I commend Tom Price Jr., senior vice president of Chesapeake Energy Corporation, for his willingness to discuss the toxicity issues of natural gas extraction ("Chesapeake executive responds to letter," Jan. 13, Oklahoma Gazette).
An honest discussion is needed to ensure that the method for extracting gas from shale (horizontal drilling/hydraulic fracturing) does not negate the lower pollution that comes from burning gas. Price stated in his letter that my Dec. 16 letter ("Gas problems") promulgated "either inadvertently or intentionally misleading information about the natural gas well-completion process called 'hydraulic fracturing.'"
I was taken aback by Price's assertions that I was providing misleading information as I was confident in my letter's validity. My information sources included congressional records, discussions with experts, Web sites and newspaper articles from the East Coast where the health issues associated with hydraulic fracturing are heated topics. Recently, Chesapeake stated it would not use the fracturing process in watersheds providing drinking water to the 10 million residents of New York City. When considering the risks (injecting 10 million gallons of water mixed with diesel fuels, carcinogens, embalming fluids, strong acids etc. per gas well, with a good portion staying in the ground and the other spilling out), I applaud their move.
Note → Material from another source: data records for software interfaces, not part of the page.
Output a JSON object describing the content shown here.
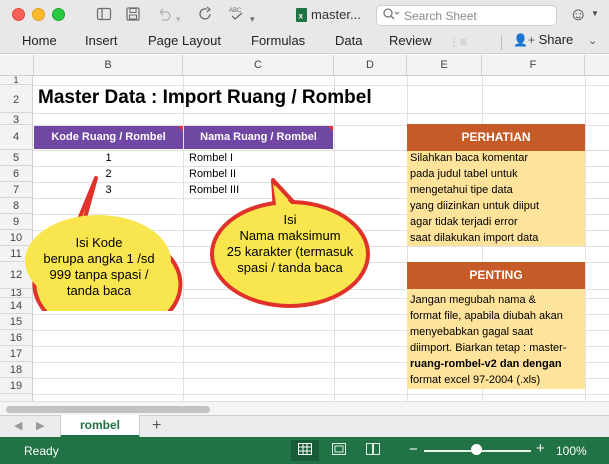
{
  "window": {
    "doc_title": "master...",
    "search_placeholder": "Search Sheet"
  },
  "ribbon": {
    "tabs": [
      "Home",
      "Insert",
      "Page Layout",
      "Formulas",
      "Data",
      "Review"
    ],
    "share_label": "Share"
  },
  "columns": [
    "B",
    "C",
    "D",
    "E",
    "F"
  ],
  "rows": [
    "1",
    "2",
    "3",
    "4",
    "5",
    "6",
    "7",
    "8",
    "9",
    "10",
    "11",
    "12",
    "13",
    "14",
    "15",
    "16",
    "17",
    "18",
    "19"
  ],
  "sheet": {
    "title": "Master Data : Import Ruang / Rombel",
    "headers": [
      "Kode Ruang / Rombel",
      "Nama Ruang / Rombel"
    ],
    "data_rows": [
      {
        "kode": "1",
        "nama": "Rombel I"
      },
      {
        "kode": "2",
        "nama": "Rombel II"
      },
      {
        "kode": "3",
        "nama": "Rombel III"
      }
    ],
    "perhatian_title": "PERHATIAN",
    "perhatian_lines": [
      "Silahkan baca komentar",
      "pada judul tabel untuk",
      "mengetahui  tipe data",
      "yang diizinkan untuk diiput",
      "agar tidak terjadi error",
      "saat dilakukan import data"
    ],
    "penting_title": "PENTING",
    "penting_lines": [
      "Jangan megubah nama &",
      "format file, apabila diubah akan",
      "menyebabkan gagal saat",
      "diimport. Biarkan tetap : master-",
      "ruang-rombel-v2 dan dengan",
      "format excel 97-2004 (.xls)"
    ]
  },
  "callouts": {
    "left": [
      "Isi Kode",
      "berupa angka 1 /sd",
      "999 tanpa spasi /",
      "tanda baca"
    ],
    "right": [
      "Isi",
      "Nama maksimum",
      "25 karakter (termasuk",
      "spasi / tanda baca"
    ]
  },
  "sheet_tabs": {
    "active": "rombel",
    "add": "+"
  },
  "status": {
    "ready": "Ready",
    "zoom": "100%"
  },
  "colors": {
    "header_purple": "#7048a3",
    "orange": "#c65a28",
    "yellow_box": "#ffe39a",
    "callout_fill": "#f9e64f",
    "callout_stroke": "#e0312b",
    "excel_green": "#217346"
  }
}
What about the drinking water for folks in upstate New York where Chesapeake still plans to use hydraulic fracturing?
Price asserted that the Environmental Protection Agency (EPA) has deemed hydraulic fracturing to be totally safe. Surely Price is aware that the EPA is under a federal mandate to investigate pollution associated with hydraulic fracturing. He also should be aware that a bill to protect drinking water from fracturing is before Congress, the FRAC act, which stands for Fracturing Responsibility and Awareness of Chemicals. Does he support such a bill?
Price contends that hydraulic fracturing has never contaminated anybody's drinking water. Drinking wells near fracturing activities in Pavillion, Wyo., were contaminated with a carcinogen used in the fracturing process, 2-butoxyethanol (2-BE). An independent water expert said there is a one in a million chance that the contamination did not come from hydraulic fracturing.
Natural gas companies ask others to prove their pollution, but where is their own proof that they are not polluting? According to a Wall Street Journal article, Chesapeake compensated a rancher in Louisiana for cattle deaths resulting from their hydraulic fracturing operations. Other gas companies cut corners as evidenced by the fines they have paid in regard to their fracturing activities. Shouldn't natural gas companies be held to the highest possible standards when it comes to our health?
Hanas holds a doctorate in biochemistry and is a faculty member at the University of Oklahoma Health Sciences Center. He conducts research in the areas of cancer, toxicology and regulation of gene expression.